But the Treasury Department says most of the loans are canceled because the borrowers either become current on their mortgage or enter into an alternative modification program.
As the number of troubled homeowners granted a permanent loan modification through the federal government grows, the number of borrowers booted from the program continues to surpass those getting the long-term aid.
By the end of May, a total of 346,816 permanent modifications were under way through the Home Affordable Modification Program (pdf), while a total of 429,696 trial modifications and 6,357 permanent modifications had been canceled.
Put bluntly, of the 1.24 million loan modifications offered, nearly a third have been canceled.
The homebuyer tax credit proves unable to keep up momentum in its waning days.
After rising for two months straight, existing-home sales in May fell 2.2% from April despite an expected increase from the homebuyer tax credit, which requires buyers to close on a home by June 30 to qualify.
However, home resales also were up 19.2% from May 2009, according to the National Association of Realtors, which is proof that the tax credit still is doing its job.
"We are witnessing the ongoing effects of the homebuyer tax credit, which we'll also see in June real estate closings," said Chief Economist Lawrence Yun.
The nation's first jury trial concerning the corrosive material could set a precedent for lawsuits to come.
A Florida couple forced to flee the effects of the Chinese drywall that was installed in their dream home has been awarded $2.4 million in damages by a jury.
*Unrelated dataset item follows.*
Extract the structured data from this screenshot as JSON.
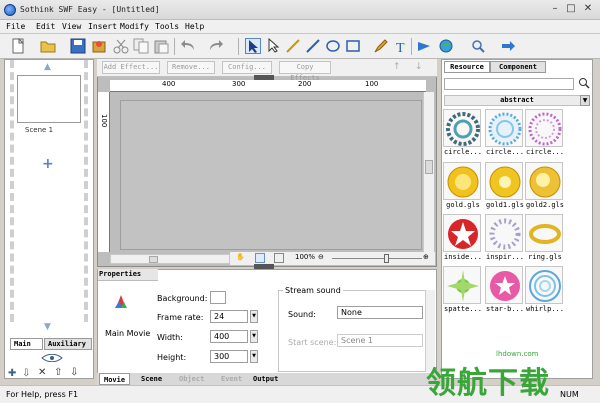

Although a judge in April awarded $2.6 million to homeowners in a similar class-action suit, this newer lawsuit is the first jury trial concerning the defective drywall and could set a precedent for more lawsuits, The Miami Herald says.
The jury found that the defendant, drywall distributor Banner Supply Co., was 55% liable for the drywall problems that forced Armin and Lisa Seifart to move out of their $1.6 million home with their two young boys while having their home gutted to remove the drywall.
Suburban cat owners can create even more elaborate enclosures to keep their feline friends safe while still giving them a bird's eye view of the yard.
More than half of U.S. homeowners plan to make improvements to their patio or deck this summer, but many of them may be hoping to increase their outdoor living space for more than just their family's human counterparts.
As part of their outdoor improvements, countless homeowners probably plan to put up a fence and add a doggie door to give their canine pets a bit more freedom. But The New York Times reports that, in the city, apartment dwellers also are inviting their feline friends to join them on the patio, er, "catio," by fencing in the space with something as simple to attach as chicken wire.
Homeowners with the benefit of a yard and open space can take an even more elaborate approach, giving cats their own space by adding tunnels and cat playgrounds that keep them safe from predators and other dangers of the outdoors.
The leniency is waning for seniors who fail to pay their homeowners insurance or property taxes.
Seniors who think they're free and clear of some of their biggest bills after receiving a reverse mortgage had better read the fine print.
Although the Federal Housing Administration has for years been forgiving of reverse mortgage holders who failed to pay their homeowners insurance or property taxes, that could be changing as early as this summer, Kenneth Harney writes in The Real Deal.
After being hit with a $798 million shortfall in fiscal year 2009, the FHA's reverse mortgage program -- the industry's biggest -- is looking at ways to bridge the gap that may result in grandma and grandpa losing their cherished home to foreclosure, Harney writes.
Operation Stolen Dreams discovers losses of $2.3 billion so far as these crimes continue to rise.
For too many Americans, the offer to refinance was a dream come true that they couldn't refuse. Until it turned to be literally too good to be true.
The FBI said in an annual report that mortgage fraud was up 5% in fiscal year 2009, with loan modification fraud making a big chunk of not only reported crime, but also expected crime because of the high number of homes in the foreclosure process.
So in an effort to help the rising number of mortgage fraud victims, the Justice Department on Thursday announced that its national crackdown on mortgage scams has resulted in charges against 1,215 defendants and 485 arrests.